By Tambay A. Obenson | Shadow and Act January 8, 2013 at 2:56PM
Leslie Harris came along during what I'd call the golden 90s - when there was promise of a "revival" or a new wave in black cinema; one that seemed to flutter, wasn't sustained, and never fully actualized.
Her debut feature (her only feature film that I'm aware of) Just Another Girl On The I.R.T., is a coming-of-age story about an African American teenage girl (Chantel) from a working-class family in Brooklyn, with dreams of going to college, and becoming a doctor. Chantel is a smart student, despite all the challenges she faces - the responsibility of taking care of her brothers, working a part-time job at a local grocery store, all while also going to school full-time. However, her dreams are challenged when she becomes pregnant.
The film was made with $100,000 in 1992, played at the 1993 Sundance Film Festival (where it won a Special Jury Prize), Toronto Film Festival, Tokyo Film Festival and others, and was picked up for distribution by the then Weinstein brothers-run Miramax, who released the film in theatres in March 1993, where it grossed an impressive $479,000 (or about $735,000 in today's dollars).

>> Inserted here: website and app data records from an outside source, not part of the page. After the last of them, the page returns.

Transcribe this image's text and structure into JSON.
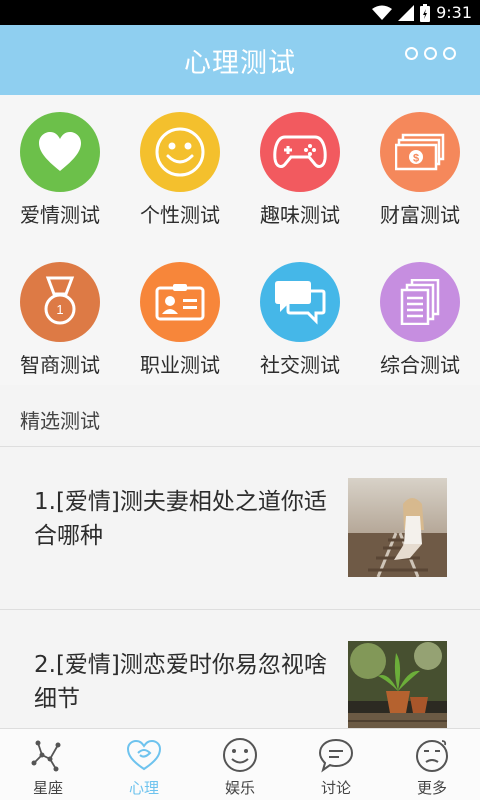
{
  "status_bar": {
    "time": "9:31"
  },
  "header": {
    "title": "心理测试",
    "more_icon": "more-dots-icon"
  },
  "categories": [
    {
      "label": "爱情测试",
      "icon": "heart-icon",
      "color": "#6cc04a"
    },
    {
      "label": "个性测试",
      "icon": "smiley-icon",
      "color": "#f4c02d"
    },
    {
      "label": "趣味测试",
      "icon": "gamepad-icon",
      "color": "#f25a5f"
    },
    {
      "label": "财富测试",
      "icon": "money-icon",
      "color": "#f5885b"
    },
    {
      "label": "智商测试",
      "icon": "medal-icon",
      "color": "#dd7a45"
    },
    {
      "label": "职业测试",
      "icon": "id-card-icon",
      "color": "#f7863a"
    },
    {
      "label": "社交测试",
      "icon": "chat-icon",
      "color": "#45b7e8"
    },
    {
      "label": "综合测试",
      "icon": "documents-icon",
      "color": "#c68ee0"
    }
  ],
  "featured": {
    "title": "精选测试",
    "articles": [
      {
        "text": "1.[爱情]测夫妻相处之道你适合哪种",
        "thumb": "girl-on-railway-photo"
      },
      {
        "text": "2.[爱情]测恋爱时你易忽视啥细节",
        "thumb": "potted-plants-photo"
      }
    ]
  },
  "tabs": [
    {
      "label": "星座",
      "icon": "constellation-icon",
      "active": false
    },
    {
      "label": "心理",
      "icon": "heart-swirl-icon",
      "active": true
    },
    {
      "label": "娱乐",
      "icon": "smile-face-icon",
      "active": false
    },
    {
      "label": "讨论",
      "icon": "chat-bubble-icon",
      "active": false
    },
    {
      "label": "更多",
      "icon": "more-face-icon",
      "active": false
    }
  ],
  "colors": {
    "accent": "#8fcff0",
    "active_tab": "#6ec3ee"
  }
}
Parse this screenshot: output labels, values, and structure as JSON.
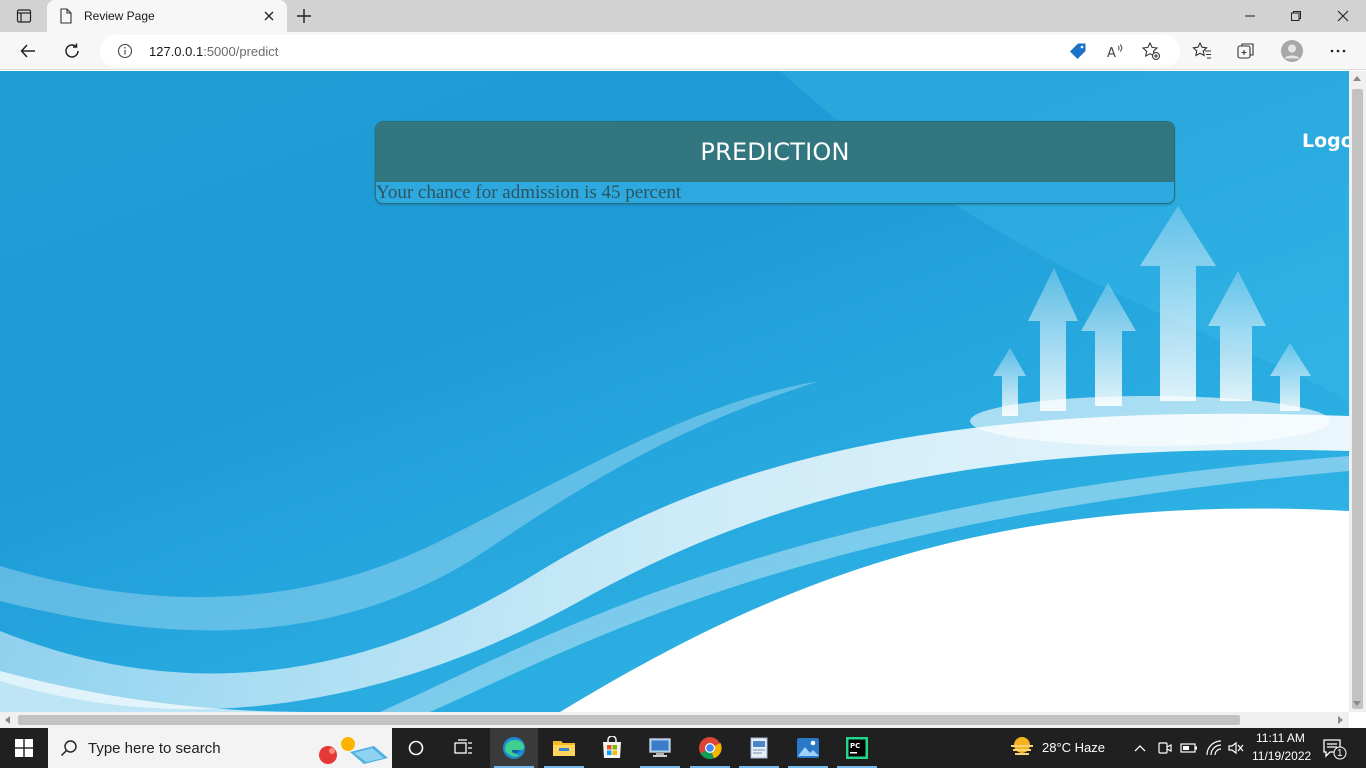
{
  "browser": {
    "tab_title": "Review Page",
    "url_host": "127.0.0.1",
    "url_path": ":5000/predict"
  },
  "page": {
    "card_title": "PREDICTION",
    "result_text": "Your chance for admission is 45 percent",
    "logout_label": "Logou"
  },
  "taskbar": {
    "search_placeholder": "Type here to search",
    "weather": "28°C  Haze",
    "time": "11:11 AM",
    "date": "11/19/2022",
    "notification_count": "1"
  },
  "colors": {
    "card_header": "#32777f",
    "page_bg": "#1f9fd6",
    "taskbar_bg": "#202020"
  }
}
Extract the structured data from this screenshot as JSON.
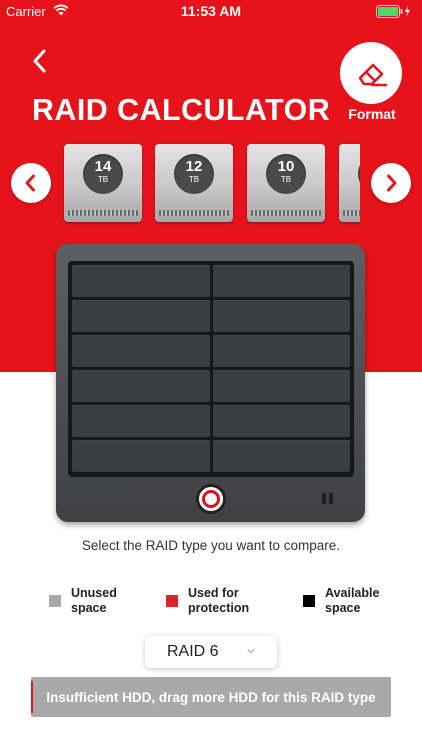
{
  "status_bar": {
    "carrier": "Carrier",
    "time": "11:53 AM"
  },
  "header": {
    "title": "RAID CALCULATOR",
    "format_label": "Format"
  },
  "drives": [
    {
      "size": "14",
      "unit": "TB"
    },
    {
      "size": "12",
      "unit": "TB"
    },
    {
      "size": "10",
      "unit": "TB"
    }
  ],
  "instruction": "Select the RAID type you want to compare.",
  "legend": [
    {
      "label": "Unused\nspace",
      "color": "#a8a8a8"
    },
    {
      "label": "Used for\nprotection",
      "color": "#e0202c"
    },
    {
      "label": "Available\nspace",
      "color": "#000000"
    }
  ],
  "raid_select": {
    "value": "RAID 6"
  },
  "warning": "Insufficient HDD, drag more HDD for this RAID type",
  "colors": {
    "brand_red": "#e6131b",
    "warning_bg": "#a9a9a9"
  }
}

The film was mostly well-received by critics. I haven't watched it in very long time - many years ago; I do remember thinking it to be well-intentioned, topical and energetic, but uneven in its staging and performances, and heavy-handed in delivering its message.

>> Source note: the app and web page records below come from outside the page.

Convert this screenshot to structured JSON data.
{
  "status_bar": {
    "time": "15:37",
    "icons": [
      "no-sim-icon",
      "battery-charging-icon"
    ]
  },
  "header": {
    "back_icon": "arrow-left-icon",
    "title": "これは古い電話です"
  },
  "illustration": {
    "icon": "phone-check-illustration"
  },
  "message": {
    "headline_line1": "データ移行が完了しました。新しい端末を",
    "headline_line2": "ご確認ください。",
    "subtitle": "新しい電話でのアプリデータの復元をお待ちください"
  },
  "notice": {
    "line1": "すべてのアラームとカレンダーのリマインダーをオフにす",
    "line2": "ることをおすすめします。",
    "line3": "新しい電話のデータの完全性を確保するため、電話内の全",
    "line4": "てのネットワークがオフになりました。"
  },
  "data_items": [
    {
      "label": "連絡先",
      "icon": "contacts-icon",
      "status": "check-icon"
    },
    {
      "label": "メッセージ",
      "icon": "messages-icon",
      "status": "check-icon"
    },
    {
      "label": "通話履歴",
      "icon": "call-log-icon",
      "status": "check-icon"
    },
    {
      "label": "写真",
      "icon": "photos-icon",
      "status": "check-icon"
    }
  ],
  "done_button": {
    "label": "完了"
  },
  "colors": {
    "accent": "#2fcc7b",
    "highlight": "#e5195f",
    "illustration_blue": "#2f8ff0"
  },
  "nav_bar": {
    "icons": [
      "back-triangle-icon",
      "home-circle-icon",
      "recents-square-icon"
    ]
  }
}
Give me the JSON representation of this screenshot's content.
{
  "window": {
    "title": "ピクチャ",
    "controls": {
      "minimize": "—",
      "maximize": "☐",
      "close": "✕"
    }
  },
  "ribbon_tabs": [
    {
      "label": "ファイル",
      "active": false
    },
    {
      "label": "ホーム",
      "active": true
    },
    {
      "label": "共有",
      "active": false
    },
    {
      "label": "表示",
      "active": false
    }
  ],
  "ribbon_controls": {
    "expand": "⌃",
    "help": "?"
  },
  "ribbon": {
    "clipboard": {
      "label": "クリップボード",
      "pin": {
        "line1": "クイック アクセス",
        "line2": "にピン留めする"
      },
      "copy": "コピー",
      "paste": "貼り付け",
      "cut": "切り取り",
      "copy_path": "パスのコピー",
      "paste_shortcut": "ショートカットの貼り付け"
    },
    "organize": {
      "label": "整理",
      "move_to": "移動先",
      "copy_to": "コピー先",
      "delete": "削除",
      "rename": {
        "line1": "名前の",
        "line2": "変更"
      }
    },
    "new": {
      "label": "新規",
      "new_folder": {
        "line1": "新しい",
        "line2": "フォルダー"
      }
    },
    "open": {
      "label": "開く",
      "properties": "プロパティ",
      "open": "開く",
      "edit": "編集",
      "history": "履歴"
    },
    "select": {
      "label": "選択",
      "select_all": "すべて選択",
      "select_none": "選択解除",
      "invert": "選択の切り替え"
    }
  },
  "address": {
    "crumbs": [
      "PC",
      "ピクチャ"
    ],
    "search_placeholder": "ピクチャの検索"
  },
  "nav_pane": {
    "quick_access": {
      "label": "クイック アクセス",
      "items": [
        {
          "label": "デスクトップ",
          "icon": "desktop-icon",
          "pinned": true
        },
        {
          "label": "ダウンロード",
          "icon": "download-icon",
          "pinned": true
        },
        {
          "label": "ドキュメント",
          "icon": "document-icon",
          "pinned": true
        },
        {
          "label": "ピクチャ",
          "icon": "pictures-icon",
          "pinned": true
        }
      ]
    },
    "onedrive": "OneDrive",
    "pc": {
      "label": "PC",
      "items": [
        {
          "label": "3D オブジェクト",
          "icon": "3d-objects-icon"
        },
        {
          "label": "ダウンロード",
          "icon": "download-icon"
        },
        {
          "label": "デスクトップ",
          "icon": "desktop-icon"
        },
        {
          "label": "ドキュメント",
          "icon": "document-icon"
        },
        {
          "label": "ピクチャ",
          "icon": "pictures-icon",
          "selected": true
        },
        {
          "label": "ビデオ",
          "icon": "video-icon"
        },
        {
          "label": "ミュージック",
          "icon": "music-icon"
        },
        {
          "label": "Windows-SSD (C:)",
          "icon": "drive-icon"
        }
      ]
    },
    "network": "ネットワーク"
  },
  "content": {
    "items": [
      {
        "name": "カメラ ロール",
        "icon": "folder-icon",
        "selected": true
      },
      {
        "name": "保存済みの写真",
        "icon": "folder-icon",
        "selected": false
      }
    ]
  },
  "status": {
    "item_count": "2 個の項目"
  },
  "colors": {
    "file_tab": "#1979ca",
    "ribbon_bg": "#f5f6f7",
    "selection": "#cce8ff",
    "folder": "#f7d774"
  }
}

But for a film of its budget at the time (pre- the digitial cinema explosion that would come about a decade later), it did its job.
I'll have to re-watch and re-visit it on this blog in the near future. My perspective on it might be different.
But those of you in NYC should know that, this Thursday, January 10th, at 7pm, there will be a 20th Anniversary screening of Just Another Girl on the I.R.T. at 92YTribeca, which will be followed by a panel discussion with director Leslie Harris, star of the film Ariyan Johnson, and writer Nelson George moderated by Uptown Magazine’s Angela Bronner Helm.
Tickets are $12 general admission, or $8 for 92YTribeca Film Club Members.
If Leslie Harris made another feature film, we missed it. After Just Another Girl on the I.R.T., she directed a short film titled Bessie Coleman: A Dream to Fly, a year later, in 1993.
I do recall receiving an email in mid-2010, informing me that Harris was casting for her second feature, titled I Love Cinema, which was described as a "sexy satirical comedy."
The casting notice doesn't contained the following description:
I LOVE CINEMA subtitled OR HOW A WOMAN SURVIVES IN A ‘SO-CALLED’ POST-RACIAL WORLD, is a satirical comedy that is sexy, fun and political. I LOVE CINEMA uses humor, irony and pathos to expose some of the absurd and outrageous attitudes that exist in on today’s college campuses in a so-called post-racial world.
I performed a Google search for it jut before posting this item, and discovered that she actually tried to raise funds for it via Kickstarter last October (2012). We certainly didn't know about it, because I'm sure that if I received notice of this, it would've been posted here.
Harris wasn't successful in raising the $32,000 her campaign was seeking.
I did also find a Facebook page for the project, but not much to update you on since the Kickstarter campaign ended.
But with renewed interest in I.R.T., on its 20th anniversary, maybe she could use that to drum up support for I Love Cinema.
I won't be able to make this Thursday night's event; although I hope to have someone there repping S&A with questions, like, what's the status of I Love Cinema?
To learn more about the event, as well as purchase tickets for it, click HERE.
Here's its trailer: